The Encore! series in New York presents semi-staged concert versions of well-regarded musicals that have largely fallen under the wire. They recently did the 1950 show Call Me Madam that originally starred Ethel Merman, who also recreated her role in the movie adaptation. It's not known for its plot, written by Howard Lindsay and Russel Crouse (who most famously would write the book to The Sound of Music), that was largely a light-hearted spoof of politics centered around a character loosely inspired by Perle Mesta, a Washington, D.C. socialite party-giver who had been made an ambassador during the Truman Administration, known as the Hostess with the Mostes. However, it has a fun score by Irving Berlin, including the stand-out counterpoint song, "You're Just in Love."
(Side note: a while back, I posted here the Mystery Guest segment of What's My Line? where the contestant was the real-life Perle Mesta.)
The show is pretty much a creature of its time, so it hasn't had a Broadway revival, though its original production had a successful run of 644 performances, about a year-and-a-half.
The Encore! production starred Carmen Cusack, who I wrote about last year when I saw her in the Los Angeles production of Bright Angel, for which he won the Tony Award as Best Actress in a Musical, that had a score by Steve Martin and Edie Brickell. And it had a very nice supporting cast including Brad Oscar (who played 'Franz Liebkind' in the stage musical of The Producers) Carol Kane, Darrell Hamond (of SNL), Jason Gotay and...Randy Rainbow.
Yes, that Randy Rainbow. Which is the second reason for writing about this. It was a small role, but still a nice touch by the producers.
An occasional reader of this site, conductor-composer Peter Breiner (whose wonderful Christmas Goes Baroque CDs I tend to post selection from each holiday) saw the show and said that it was a thoroughly enjoyable evening, helped by that terrific Irving Berlin score, though the night he went Ms. Cusack seemed to be under the weather.

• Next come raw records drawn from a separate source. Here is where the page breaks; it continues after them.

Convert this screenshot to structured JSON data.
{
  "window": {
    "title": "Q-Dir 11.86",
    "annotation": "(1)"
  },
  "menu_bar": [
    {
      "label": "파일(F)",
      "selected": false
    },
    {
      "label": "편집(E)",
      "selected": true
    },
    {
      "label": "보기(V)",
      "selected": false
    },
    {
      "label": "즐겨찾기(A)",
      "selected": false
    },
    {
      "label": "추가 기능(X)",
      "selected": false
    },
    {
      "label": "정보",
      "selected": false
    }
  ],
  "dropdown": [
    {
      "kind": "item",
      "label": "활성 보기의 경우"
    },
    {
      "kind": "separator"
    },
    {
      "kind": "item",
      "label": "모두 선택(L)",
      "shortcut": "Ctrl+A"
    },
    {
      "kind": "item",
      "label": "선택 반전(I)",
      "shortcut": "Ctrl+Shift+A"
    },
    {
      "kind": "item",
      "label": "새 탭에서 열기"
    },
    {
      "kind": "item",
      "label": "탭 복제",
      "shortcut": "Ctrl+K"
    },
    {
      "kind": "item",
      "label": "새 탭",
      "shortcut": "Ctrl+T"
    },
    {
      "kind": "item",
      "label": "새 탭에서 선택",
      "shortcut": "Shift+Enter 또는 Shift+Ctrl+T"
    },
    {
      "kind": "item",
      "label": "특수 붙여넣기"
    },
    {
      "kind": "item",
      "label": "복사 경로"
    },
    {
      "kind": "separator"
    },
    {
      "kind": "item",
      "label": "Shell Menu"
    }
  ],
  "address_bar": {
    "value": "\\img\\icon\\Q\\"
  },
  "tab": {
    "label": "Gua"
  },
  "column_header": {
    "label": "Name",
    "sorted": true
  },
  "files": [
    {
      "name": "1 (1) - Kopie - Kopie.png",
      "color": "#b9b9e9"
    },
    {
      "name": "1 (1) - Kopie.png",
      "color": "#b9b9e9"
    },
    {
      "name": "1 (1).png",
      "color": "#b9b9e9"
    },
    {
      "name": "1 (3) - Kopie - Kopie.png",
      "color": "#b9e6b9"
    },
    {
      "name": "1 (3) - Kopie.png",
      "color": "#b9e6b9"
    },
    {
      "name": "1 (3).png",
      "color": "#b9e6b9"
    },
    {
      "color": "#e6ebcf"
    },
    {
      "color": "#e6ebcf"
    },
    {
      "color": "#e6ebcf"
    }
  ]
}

I have a couple of videos from the production. This first has the best selection of songs, though no Randy Rainbow. That's in the second batch.